I've been delivering the same story on self generation potential for data centers for some time now, which goes like this:
- Data centers are an attractive load for self gen because of their close to unity load factor, which means you can run some solutions (cogen and fuel cells) around the clock and recover your investment quickly.
- However, utilities reward large, high load factor customers with their lowest commercial/industrial rates, so you've got to be cheap.
- Data centers have very high reliability requirements, so operators are leery of increasing the complexity of their power delivery and conditioning schemes, a hurdle for all types of self gen.
- The last thing a data center has is a need for heat, so cogen schemes have to either find another host for waste heat, or turn to absorption chilling.
- Absorption chilling seems to be losing market share, and besides, new data center designs rely on air economizers with supplemental evaporative cooling, so have no need for cooling anyway.
- Solar PV has the natural advantage of a great green profile, and it delivers power when the utility rates are highest, but you need plenty of space to begin to make a mark against the loads of utility-scale data centers.
- Wind is as green as PV, but is not a self gen player. If you want wind power, you buy it on the market and have your utility deliver it to you.
- Fuel cells look to have a real advantage, in part because they can potentially obviate the need for backup generation and UPS in a data center. (And natural gas prices have never been lower in the US.)
- All of these thoughts relate to new builds. For existing data centers, invest in energy efficiency before you even think about self gen: you'll get superior results at far less risk.
I continue to watch the market to see if these axioms are holding true, and I think to a large extent they are. For example, Google buys wind power, Apple is installing large-scale solar, and Ebay is using fuel cells.
I did note this report from Data Center Dynamics of a 100 kW fuel cell installation at an Equinix colo in Germany, which is interesting because it looks like a "traditional" fuel cell, featuring a digester to turn natural gas into hydrogen, with the cell producing both power and heated water.
The fuel cell company, N2telligence (download English language brochure), makes some interesting claims that frankly puzzle me. For example, they say the fuel cell uses oxygen (yes, anything that oxidizes fuel uses oxygen) so can draw down the O2 content in the data center to support fire suppression. Hmmm?
They also say that other fuel cell technology emits nitrogen (no more than was in the natural gas and air that runs through the reaction, just like theirs...) and that their system produces more environmentally favorable water. Again. Hmmmm?

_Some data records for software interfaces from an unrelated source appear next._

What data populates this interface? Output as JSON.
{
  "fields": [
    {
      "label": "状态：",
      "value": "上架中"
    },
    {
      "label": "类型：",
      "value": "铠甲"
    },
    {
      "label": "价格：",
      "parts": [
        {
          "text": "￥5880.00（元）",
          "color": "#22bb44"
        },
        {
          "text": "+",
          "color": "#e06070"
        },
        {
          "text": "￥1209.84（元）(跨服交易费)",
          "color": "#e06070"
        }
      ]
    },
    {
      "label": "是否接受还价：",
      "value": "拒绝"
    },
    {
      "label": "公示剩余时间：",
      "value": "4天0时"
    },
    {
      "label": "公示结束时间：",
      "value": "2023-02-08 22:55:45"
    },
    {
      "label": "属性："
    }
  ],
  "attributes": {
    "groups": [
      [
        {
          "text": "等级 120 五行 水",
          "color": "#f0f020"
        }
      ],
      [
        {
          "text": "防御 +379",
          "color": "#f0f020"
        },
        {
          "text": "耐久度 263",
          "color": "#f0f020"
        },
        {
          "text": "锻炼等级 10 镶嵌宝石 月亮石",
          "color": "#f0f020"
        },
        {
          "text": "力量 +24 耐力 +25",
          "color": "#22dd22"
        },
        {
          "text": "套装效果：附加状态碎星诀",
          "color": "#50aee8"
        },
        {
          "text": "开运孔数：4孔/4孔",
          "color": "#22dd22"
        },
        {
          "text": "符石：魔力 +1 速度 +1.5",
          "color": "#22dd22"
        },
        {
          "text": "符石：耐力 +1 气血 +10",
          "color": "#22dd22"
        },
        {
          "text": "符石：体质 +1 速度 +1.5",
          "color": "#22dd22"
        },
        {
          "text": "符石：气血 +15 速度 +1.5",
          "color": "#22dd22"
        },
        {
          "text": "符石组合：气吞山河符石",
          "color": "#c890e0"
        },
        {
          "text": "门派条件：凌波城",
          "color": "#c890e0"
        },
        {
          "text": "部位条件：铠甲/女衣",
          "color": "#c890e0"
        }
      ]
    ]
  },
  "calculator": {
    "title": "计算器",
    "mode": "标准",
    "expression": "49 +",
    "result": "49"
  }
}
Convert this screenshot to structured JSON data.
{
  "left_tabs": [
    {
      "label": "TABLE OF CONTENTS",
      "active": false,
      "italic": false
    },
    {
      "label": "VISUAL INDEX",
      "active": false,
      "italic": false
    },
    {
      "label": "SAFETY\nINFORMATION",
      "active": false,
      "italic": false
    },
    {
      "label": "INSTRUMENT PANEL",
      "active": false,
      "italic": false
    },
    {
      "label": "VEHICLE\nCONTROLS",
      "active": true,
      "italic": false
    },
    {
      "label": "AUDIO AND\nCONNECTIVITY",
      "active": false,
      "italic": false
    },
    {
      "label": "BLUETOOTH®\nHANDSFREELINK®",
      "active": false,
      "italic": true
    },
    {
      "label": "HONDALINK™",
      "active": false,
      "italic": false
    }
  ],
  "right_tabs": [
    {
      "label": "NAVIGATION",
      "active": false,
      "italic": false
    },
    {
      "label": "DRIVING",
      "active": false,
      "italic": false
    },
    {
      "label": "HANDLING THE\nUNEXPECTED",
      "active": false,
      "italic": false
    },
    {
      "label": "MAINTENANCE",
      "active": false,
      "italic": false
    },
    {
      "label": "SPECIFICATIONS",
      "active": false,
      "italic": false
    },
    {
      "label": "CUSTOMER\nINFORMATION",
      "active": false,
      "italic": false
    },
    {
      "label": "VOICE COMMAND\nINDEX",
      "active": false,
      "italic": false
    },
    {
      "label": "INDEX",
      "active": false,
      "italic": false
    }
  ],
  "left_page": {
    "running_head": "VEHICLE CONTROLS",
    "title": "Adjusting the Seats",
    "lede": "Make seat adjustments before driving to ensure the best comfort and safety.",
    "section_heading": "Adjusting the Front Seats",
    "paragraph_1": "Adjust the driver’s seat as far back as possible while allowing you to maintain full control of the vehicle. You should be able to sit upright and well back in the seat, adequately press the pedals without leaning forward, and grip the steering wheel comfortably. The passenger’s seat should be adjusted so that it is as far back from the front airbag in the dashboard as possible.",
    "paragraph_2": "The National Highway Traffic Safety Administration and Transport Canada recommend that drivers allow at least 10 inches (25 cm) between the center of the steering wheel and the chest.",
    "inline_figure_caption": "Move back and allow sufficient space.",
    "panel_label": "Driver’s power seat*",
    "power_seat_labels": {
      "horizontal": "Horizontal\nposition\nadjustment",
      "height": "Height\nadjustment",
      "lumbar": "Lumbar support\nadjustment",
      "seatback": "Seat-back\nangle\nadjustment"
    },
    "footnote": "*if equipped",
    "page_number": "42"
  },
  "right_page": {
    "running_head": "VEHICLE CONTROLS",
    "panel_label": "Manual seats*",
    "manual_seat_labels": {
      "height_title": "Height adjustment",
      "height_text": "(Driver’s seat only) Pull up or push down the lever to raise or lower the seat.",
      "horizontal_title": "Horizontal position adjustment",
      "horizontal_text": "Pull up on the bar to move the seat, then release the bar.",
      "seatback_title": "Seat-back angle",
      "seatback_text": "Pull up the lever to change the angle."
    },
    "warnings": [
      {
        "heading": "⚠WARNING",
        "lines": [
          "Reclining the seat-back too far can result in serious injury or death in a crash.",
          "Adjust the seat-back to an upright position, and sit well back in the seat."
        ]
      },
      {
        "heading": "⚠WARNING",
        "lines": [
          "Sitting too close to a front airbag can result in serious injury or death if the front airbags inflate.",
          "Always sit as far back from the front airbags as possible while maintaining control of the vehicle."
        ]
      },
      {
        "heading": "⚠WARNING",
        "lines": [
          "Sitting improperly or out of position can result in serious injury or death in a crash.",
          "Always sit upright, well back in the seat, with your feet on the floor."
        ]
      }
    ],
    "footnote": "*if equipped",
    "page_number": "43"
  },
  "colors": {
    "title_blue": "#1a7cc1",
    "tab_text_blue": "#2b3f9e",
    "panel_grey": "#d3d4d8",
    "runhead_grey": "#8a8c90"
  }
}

Despite those questions, all due props to Equinix for the trial. Colo providers have only very gingerly dipped their toes into the self gen pool, so this is a leadership move on their part. Do tell us how it goes!